▶ SUPPLIED MATERIAL:
====

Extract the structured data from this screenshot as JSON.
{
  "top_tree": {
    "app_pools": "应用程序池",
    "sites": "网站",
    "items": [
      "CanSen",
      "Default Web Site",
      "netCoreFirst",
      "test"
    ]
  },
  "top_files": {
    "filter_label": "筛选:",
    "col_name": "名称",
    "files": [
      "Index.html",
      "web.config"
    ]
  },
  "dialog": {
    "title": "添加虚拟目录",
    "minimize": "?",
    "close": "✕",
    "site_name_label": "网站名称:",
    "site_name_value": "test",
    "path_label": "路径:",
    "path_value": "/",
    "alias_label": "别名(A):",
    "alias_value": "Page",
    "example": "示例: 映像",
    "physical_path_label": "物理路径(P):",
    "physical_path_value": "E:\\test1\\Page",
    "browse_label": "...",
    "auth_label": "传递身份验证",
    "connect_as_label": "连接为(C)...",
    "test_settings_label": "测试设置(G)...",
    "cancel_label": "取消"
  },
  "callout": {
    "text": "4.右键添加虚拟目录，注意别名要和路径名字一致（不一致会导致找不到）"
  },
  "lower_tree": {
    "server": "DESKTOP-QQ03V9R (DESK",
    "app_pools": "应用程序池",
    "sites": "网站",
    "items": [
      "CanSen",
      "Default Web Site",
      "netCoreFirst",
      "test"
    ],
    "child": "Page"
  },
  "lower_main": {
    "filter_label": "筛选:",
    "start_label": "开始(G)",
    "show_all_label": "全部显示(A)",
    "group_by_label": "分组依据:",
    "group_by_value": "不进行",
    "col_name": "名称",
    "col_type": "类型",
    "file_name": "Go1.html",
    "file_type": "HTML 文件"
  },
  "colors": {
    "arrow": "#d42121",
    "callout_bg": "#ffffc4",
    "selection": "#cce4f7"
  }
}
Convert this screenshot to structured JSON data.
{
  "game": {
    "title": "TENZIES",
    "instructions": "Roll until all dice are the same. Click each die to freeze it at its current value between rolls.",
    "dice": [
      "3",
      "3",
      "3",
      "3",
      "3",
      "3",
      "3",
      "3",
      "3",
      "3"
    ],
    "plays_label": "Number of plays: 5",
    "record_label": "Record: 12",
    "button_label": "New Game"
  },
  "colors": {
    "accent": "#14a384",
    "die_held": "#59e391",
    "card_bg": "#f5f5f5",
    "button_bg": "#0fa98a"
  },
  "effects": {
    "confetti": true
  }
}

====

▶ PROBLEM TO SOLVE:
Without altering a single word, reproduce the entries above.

▶ WRITTEN RESPONSE:
Extract the structured data from this screenshot as JSON.
{
  "top_tree": {
    "app_pools": "应用程序池",
    "sites": "网站",
    "items": [
      "CanSen",
      "Default Web Site",
      "netCoreFirst",
      "test"
    ]
  },
  "top_files": {
    "filter_label": "筛选:",
    "col_name": "名称",
    "files": [
      "Index.html",
      "web.config"
    ]
  },
  "dialog": {
    "title": "添加虚拟目录",
    "minimize": "?",
    "close": "✕",
    "site_name_label": "网站名称:",
    "site_name_value": "test",
    "path_label": "路径:",
    "path_value": "/",
    "alias_label": "别名(A):",
    "alias_value": "Page",
    "example": "示例: 映像",
    "physical_path_label": "物理路径(P):",
    "physical_path_value": "E:\\test1\\Page",
    "browse_label": "...",
    "auth_label": "传递身份验证",
    "connect_as_label": "连接为(C)...",
    "test_settings_label": "测试设置(G)...",
    "cancel_label": "取消"
  },
  "callout": {
    "text": "4.右键添加虚拟目录，注意别名要和路径名字一致（不一致会导致找不到）"
  },
  "lower_tree": {
    "server": "DESKTOP-QQ03V9R (DESK",
    "app_pools": "应用程序池",
    "sites": "网站",
    "items": [
      "CanSen",
      "Default Web Site",
      "netCoreFirst",
      "test"
    ],
    "child": "Page"
  },
  "lower_main": {
    "filter_label": "筛选:",
    "start_label": "开始(G)",
    "show_all_label": "全部显示(A)",
    "group_by_label": "分组依据:",
    "group_by_value": "不进行",
    "col_name": "名称",
    "col_type": "类型",
    "file_name": "Go1.html",
    "file_type": "HTML 文件"
  },
  "colors": {
    "arrow": "#d42121",
    "callout_bg": "#ffffc4",
    "selection": "#cce4f7"
  }
}
Convert this screenshot to structured JSON data.
{
  "game": {
    "title": "TENZIES",
    "instructions": "Roll until all dice are the same. Click each die to freeze it at its current value between rolls.",
    "dice": [
      "3",
      "3",
      "3",
      "3",
      "3",
      "3",
      "3",
      "3",
      "3",
      "3"
    ],
    "plays_label": "Number of plays: 5",
    "record_label": "Record: 12",
    "button_label": "New Game"
  },
  "colors": {
    "accent": "#14a384",
    "die_held": "#59e391",
    "card_bg": "#f5f5f5",
    "button_bg": "#0fa98a"
  },
  "effects": {
    "confetti": true
  }
}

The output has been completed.